Supplied entries >>
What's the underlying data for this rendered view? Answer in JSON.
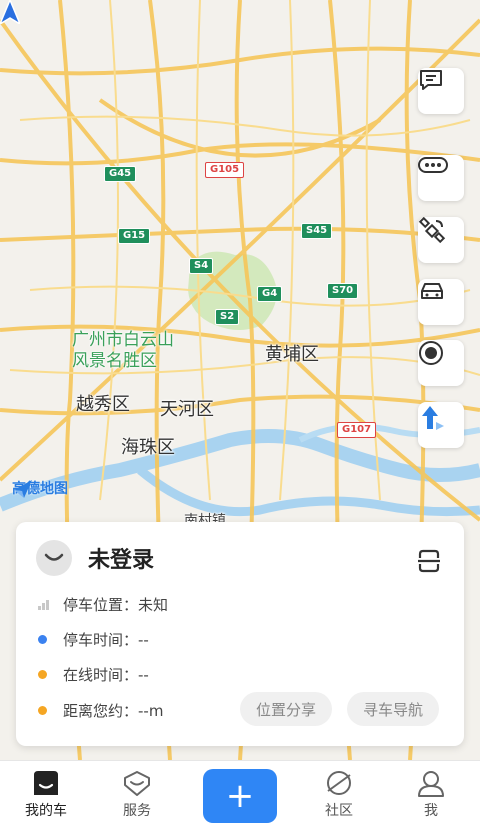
{
  "map": {
    "labels": {
      "baiyunshan": "广州市白云山\n风景名胜区",
      "huangpu": "黄埔区",
      "yuexiu": "越秀区",
      "tianhe": "天河区",
      "haizhu": "海珠区",
      "nancun": "南村镇"
    },
    "road_badges": {
      "g45": "G45",
      "g105": "G105",
      "g15": "G15",
      "s4": "S4",
      "s45": "S45",
      "g4": "G4",
      "s70": "S70",
      "s2": "S2",
      "g107": "G107"
    },
    "provider": "高德地图"
  },
  "side_buttons": {
    "messages": "message-icon",
    "more": "more-icon",
    "satellite": "satellite-icon",
    "car": "car-icon",
    "record": "record-icon",
    "direction": "direction-arrow-icon"
  },
  "card": {
    "title": "未登录",
    "rows": {
      "park_location": "停车位置：未知",
      "park_time": "停车时间：--",
      "online_time": "在线时间：--",
      "distance": "距离您约：--m"
    },
    "share_button": "位置分享",
    "nav_button": "寻车导航",
    "colors": {
      "blue": "#3b82f0",
      "orange": "#f5a623"
    }
  },
  "tabs": {
    "my_car": "我的车",
    "service": "服务",
    "community": "社区",
    "me": "我",
    "add": "+"
  }
}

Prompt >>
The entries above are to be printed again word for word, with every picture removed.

Response to this exercise >>
What's the underlying data for this rendered view? Answer in JSON.
{
  "map": {
    "labels": {
      "baiyunshan": "广州市白云山\n风景名胜区",
      "huangpu": "黄埔区",
      "yuexiu": "越秀区",
      "tianhe": "天河区",
      "haizhu": "海珠区",
      "nancun": "南村镇"
    },
    "road_badges": {
      "g45": "G45",
      "g105": "G105",
      "g15": "G15",
      "s4": "S4",
      "s45": "S45",
      "g4": "G4",
      "s70": "S70",
      "s2": "S2",
      "g107": "G107"
    },
    "provider": "高德地图"
  },
  "side_buttons": {
    "messages": "message-icon",
    "more": "more-icon",
    "satellite": "satellite-icon",
    "car": "car-icon",
    "record": "record-icon",
    "direction": "direction-arrow-icon"
  },
  "card": {
    "title": "未登录",
    "rows": {
      "park_location": "停车位置：未知",
      "park_time": "停车时间：--",
      "online_time": "在线时间：--",
      "distance": "距离您约：--m"
    },
    "share_button": "位置分享",
    "nav_button": "寻车导航",
    "colors": {
      "blue": "#3b82f0",
      "orange": "#f5a623"
    }
  },
  "tabs": {
    "my_car": "我的车",
    "service": "服务",
    "community": "社区",
    "me": "我",
    "add": "+"
  }
}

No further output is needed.